Items from a data source
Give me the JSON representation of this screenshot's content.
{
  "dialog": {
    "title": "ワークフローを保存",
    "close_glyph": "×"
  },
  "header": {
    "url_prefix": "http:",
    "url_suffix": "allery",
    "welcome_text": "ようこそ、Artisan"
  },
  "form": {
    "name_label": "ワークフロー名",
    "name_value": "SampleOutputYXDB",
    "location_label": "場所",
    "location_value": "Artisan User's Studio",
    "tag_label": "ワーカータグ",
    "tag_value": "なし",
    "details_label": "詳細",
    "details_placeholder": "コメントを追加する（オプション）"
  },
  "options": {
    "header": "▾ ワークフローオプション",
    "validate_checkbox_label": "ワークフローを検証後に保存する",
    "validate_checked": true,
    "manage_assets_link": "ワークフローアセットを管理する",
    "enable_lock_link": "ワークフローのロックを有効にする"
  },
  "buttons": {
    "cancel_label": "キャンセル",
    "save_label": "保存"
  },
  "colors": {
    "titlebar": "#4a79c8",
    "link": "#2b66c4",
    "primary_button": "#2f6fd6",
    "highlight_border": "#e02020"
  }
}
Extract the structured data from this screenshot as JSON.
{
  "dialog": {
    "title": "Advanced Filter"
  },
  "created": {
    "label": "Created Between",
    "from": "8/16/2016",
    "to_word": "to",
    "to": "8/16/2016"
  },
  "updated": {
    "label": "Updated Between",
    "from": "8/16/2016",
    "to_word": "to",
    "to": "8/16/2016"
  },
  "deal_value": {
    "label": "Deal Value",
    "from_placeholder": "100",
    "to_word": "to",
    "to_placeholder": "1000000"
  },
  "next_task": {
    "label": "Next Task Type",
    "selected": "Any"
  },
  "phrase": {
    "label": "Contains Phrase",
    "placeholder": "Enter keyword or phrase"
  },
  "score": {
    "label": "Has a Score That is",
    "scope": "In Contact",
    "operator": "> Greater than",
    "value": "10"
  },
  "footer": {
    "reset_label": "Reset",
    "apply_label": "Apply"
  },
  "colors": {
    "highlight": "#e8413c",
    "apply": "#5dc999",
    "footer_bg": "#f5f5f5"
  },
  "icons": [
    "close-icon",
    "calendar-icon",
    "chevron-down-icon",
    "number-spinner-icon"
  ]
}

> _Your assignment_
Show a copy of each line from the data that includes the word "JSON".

> _Answer to this task_
Give me the JSON representation of this screenshot's content.
Extract the structured data from this screenshot as JSON.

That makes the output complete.